(Excerpts from an interface dataset)

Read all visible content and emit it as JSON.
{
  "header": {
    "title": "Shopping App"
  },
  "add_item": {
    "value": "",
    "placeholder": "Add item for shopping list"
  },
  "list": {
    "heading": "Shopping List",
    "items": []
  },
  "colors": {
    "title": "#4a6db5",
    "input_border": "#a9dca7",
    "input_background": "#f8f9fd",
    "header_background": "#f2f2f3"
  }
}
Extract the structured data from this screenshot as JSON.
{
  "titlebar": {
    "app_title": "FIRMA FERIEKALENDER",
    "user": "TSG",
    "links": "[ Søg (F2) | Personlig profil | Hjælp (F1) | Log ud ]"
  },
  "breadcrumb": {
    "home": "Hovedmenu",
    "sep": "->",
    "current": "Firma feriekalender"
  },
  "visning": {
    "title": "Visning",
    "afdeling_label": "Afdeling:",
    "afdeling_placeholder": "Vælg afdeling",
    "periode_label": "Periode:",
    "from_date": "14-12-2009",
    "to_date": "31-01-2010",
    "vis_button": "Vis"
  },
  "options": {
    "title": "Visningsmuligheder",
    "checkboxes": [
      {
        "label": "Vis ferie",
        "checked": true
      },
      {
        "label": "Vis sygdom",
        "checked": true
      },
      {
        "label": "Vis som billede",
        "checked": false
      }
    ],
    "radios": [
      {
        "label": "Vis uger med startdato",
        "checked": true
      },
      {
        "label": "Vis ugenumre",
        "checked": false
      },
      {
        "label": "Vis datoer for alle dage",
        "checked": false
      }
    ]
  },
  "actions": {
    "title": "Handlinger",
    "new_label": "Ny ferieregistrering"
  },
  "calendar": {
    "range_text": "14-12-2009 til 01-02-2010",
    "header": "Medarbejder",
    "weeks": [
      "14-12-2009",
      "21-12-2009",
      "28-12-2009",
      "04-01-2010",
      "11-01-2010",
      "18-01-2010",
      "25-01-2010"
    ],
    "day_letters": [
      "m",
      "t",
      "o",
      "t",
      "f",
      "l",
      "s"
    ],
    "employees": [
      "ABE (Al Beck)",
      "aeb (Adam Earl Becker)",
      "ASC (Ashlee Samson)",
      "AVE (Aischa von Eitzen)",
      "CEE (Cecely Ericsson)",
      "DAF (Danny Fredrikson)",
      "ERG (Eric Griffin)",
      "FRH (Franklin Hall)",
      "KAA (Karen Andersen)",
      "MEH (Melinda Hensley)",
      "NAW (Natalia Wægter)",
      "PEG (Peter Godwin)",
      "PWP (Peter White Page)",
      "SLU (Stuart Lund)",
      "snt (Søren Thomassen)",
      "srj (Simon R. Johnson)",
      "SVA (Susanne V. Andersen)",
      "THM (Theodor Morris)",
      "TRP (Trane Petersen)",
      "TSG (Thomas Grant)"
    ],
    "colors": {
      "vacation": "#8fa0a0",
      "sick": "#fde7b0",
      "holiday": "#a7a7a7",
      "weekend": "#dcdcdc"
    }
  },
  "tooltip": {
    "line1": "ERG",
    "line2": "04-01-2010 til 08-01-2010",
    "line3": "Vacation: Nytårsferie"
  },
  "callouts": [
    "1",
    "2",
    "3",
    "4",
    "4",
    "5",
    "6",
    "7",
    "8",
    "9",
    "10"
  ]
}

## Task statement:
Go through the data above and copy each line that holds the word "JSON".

## Completed exercise:
Read all visible content and emit it as JSON.
Extract the structured data from this screenshot as JSON.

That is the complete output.